  • 6. J. Trant and D. Bearman (eds). Museums and the Web 2006: Proceedings. Toronto: Archives & MuseumInformatics, published March 1, 2006. Consulted May 15, 2008.http://www.archimuse.com/mw2006/papers/vonappen/vonappen.html(5) Salgado, M., Breaking Apart Participation in Museums, in J. Trant and D. Bearman (eds.). Museums andthe Web 2008: Proceedings, Toronto: Archives & Museum Informatics. Published March 31, 2008. ConsultedMay 9, 2008. http://www.archimuse.com/mw2008/papers/salgado/salgado.html(6) Salgado, M. and L. Diaz-Kommonen. “Visitors’ Voices”. In J. Trant and D. Bearman (eds). Museums andthe Web 2006: Proceedings.

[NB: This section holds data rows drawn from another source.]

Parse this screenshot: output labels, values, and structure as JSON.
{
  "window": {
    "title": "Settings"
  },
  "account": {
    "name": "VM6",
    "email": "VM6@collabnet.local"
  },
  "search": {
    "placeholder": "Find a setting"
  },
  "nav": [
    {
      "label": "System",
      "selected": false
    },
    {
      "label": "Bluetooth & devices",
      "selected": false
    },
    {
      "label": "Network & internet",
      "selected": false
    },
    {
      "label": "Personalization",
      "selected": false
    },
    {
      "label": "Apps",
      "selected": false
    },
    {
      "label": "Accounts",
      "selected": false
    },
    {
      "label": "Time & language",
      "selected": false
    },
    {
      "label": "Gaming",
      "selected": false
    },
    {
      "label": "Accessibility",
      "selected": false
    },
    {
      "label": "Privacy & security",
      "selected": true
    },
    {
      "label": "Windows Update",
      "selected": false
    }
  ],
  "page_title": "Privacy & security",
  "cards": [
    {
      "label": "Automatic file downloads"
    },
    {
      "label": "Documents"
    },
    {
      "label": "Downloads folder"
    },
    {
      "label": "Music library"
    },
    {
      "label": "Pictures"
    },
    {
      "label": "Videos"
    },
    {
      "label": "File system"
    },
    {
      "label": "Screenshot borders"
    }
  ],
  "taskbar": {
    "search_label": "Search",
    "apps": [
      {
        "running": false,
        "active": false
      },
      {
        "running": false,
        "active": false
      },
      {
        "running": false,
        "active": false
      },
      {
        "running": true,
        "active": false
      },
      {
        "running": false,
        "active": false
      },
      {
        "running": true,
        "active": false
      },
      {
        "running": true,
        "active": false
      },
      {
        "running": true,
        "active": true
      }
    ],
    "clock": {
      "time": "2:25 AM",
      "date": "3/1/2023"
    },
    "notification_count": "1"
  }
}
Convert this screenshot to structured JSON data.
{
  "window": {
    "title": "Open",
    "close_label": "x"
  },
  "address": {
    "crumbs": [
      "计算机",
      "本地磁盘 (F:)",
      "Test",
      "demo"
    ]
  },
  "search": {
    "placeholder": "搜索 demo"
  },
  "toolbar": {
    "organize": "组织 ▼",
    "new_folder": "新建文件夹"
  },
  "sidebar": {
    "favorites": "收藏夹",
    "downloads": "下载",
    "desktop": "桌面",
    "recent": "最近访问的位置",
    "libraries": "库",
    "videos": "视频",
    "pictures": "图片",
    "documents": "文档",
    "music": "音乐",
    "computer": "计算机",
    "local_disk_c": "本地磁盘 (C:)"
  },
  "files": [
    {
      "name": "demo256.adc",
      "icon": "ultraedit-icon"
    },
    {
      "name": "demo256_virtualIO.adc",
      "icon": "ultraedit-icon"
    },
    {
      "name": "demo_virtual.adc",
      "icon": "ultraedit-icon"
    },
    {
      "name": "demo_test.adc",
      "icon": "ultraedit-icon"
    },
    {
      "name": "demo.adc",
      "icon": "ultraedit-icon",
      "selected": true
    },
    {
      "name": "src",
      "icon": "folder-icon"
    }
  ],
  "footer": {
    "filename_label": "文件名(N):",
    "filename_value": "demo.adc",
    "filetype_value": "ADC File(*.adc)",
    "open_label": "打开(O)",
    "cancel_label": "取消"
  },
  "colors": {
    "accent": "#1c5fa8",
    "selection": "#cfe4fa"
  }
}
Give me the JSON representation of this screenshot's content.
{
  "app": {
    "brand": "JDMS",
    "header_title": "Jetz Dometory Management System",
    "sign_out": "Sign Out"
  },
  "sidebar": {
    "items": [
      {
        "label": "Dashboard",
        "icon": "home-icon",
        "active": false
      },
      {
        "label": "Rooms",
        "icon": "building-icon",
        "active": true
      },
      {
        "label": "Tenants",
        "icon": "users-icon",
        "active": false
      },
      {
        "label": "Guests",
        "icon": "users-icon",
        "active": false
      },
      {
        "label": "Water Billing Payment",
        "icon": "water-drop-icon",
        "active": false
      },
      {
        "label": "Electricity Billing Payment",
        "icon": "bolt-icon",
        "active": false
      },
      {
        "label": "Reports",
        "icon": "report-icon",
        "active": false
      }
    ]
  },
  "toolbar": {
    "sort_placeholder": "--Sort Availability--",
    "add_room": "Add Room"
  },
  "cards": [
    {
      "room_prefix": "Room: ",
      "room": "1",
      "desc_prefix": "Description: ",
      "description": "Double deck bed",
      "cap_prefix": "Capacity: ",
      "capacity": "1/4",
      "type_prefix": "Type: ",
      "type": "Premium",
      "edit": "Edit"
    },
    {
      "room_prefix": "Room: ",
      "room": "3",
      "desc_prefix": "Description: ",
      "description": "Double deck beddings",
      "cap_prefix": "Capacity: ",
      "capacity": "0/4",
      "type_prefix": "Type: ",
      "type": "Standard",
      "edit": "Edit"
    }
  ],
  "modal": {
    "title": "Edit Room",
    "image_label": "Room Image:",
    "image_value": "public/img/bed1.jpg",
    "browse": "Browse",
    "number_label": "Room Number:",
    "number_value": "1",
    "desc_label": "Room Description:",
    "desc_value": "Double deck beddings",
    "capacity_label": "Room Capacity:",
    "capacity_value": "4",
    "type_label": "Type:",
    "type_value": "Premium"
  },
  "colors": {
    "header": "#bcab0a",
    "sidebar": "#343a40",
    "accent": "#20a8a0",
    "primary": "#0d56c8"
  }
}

Toronto: Archives & Museum Informatics, Published March 1, 2006 a. ConsultedMay 15, 2008. http://www.archimuse.com/mw2006/papers/salgado/salgado.html(7) Duncan, F. C. “The Museum, A Temple or the Forum” in Reinventing the Museum. Historical andContemporary Perspectives on the Paradigm Shift. Edited by Gail Anderson Altamira Press. USA. 2004. Pp.61-73(8) Sandell, R. Museums, Prejudice and the Reframing of Difference. Routledge, New York, 2007.